I have an e-Fax account setup with voice and fax. The park phone is forwarded to this number. The voice greeting includes an emergency number just in case. All voice messages and faxes are forwarded by e-Fax to the Manager and myself as MP3 or PDF email attachments. All can be retrieved by Smart Phone or Tablet.

Utility readings are emailed to me by the Manager and I in turn send them to our local utility (PG&E) for calculation. They email me the tenant bills back as PDFs. I send them to the Manager and they pass them out.

I have found that by doing it this way very little happens around the park that I don’t know about. By relying heavily on email I can put photos, voice messages, faxes and emails in digital folders.
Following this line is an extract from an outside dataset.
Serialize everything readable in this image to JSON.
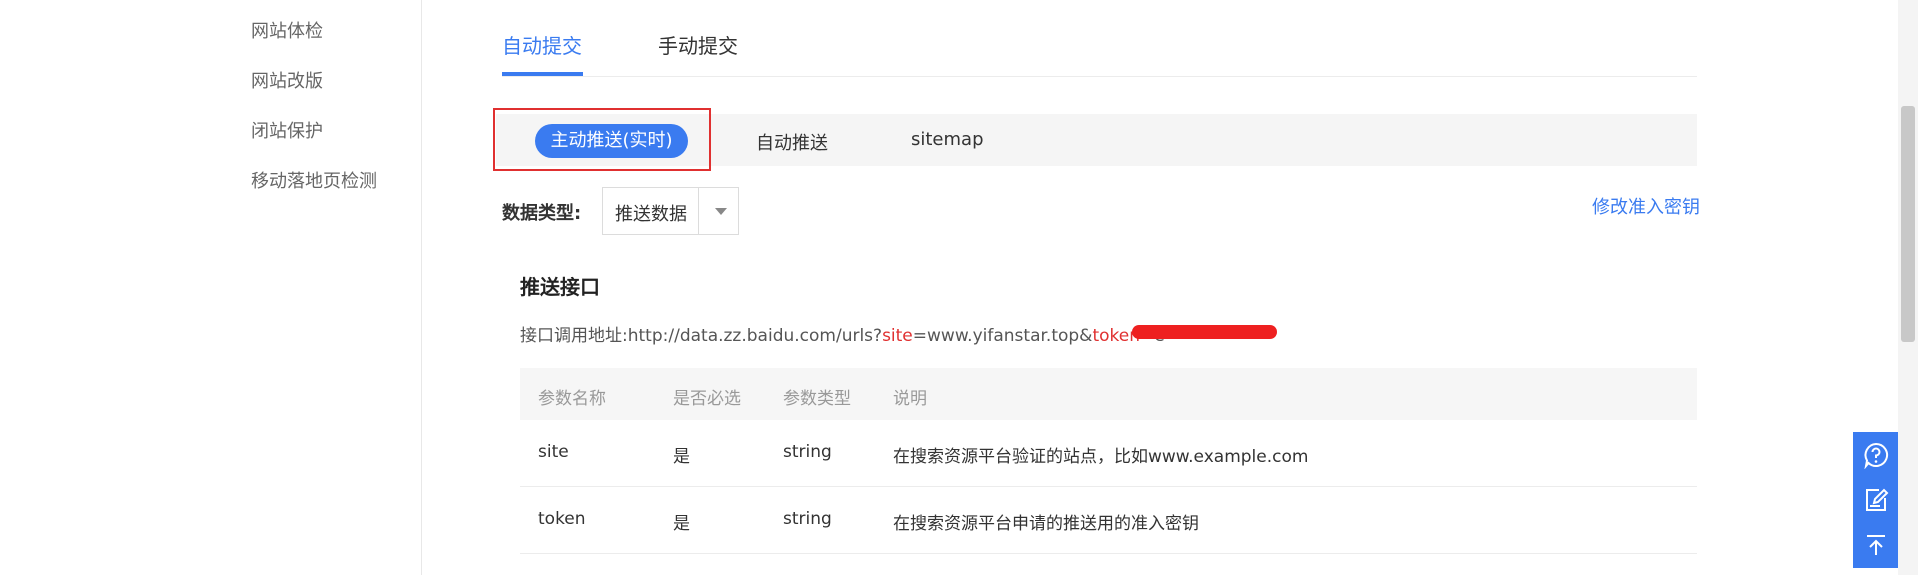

They are ALL saved for future reference and can be e-mailed to our attorney or accountant as necessary.

Of course there is more to it, but this is the system I wound up with. I’ve been very happy with it and have had three different Managers that have worked with it over the years. Whether I’m in town or not we handle it just the same.

Just to give you another perspective.

This is the law in California.

798.18 LENGTH OF AGREEMENT; COMPARABLE MONTHLY TERMS

(a) A homeowner shall be offered a rental agreement for (1) a term of 12 months, or (2) a

lesser period as the homeowner may request, or (3) a longer period as mutually agreed

upon by both the homeowner and management.

(b) No agreement shall contain any terms or conditions with respect to charges for rent,

utilities, or incidental reasonable service charges that would be different during the first 12

months of the rental agreement from the corresponding terms or conditions that would be

offered to the homeowners on a month-to-month basis.

© No rental agreement for a term of 12 months or less shall include any provision which

authorizes automatic extension or renewal of, or automatically extends or renews, the rental

agreement beyond the initial term for a term longer than 12 months at the sole option of

either the management or the homeowner.

Good luck.

Vasque -

We always install a rent box on-site. It is more convenient for tenants, and there is no ‘check is in the mail’ story. That way we also do not have to pay for a PO Box. The rent boxes generally cost around $500 to install. We get payback of $30+/month for not having to pay for a PO Box, we get paid the rent quicker, and tenants do not have to pay for postage for their rent checks. It is the ultimate win/win.

Thanks,

-jl-

John -

Purchase Frank & Dave’s books if you’ve not done so already. But the rule of thumb is to pay a manager $10/month for every ROH, and $15/month for every POH. Plus free lot rent. Plus $10/lot if the manager has to mow.

As far as manager vs. greeter, we always hire the most technologically savvy person we can find in the park (provided they have the other qualities - nice home, nice car, responsible). We provide our managers with pre-printed deposit slips and envelopes so they can mail all rent checks. Our bookkeeper has read-only access to the bank accounts so the bookkeeper flags any discrepancies. With FaceTime and Skype, it’s like being there yourself.

-jl-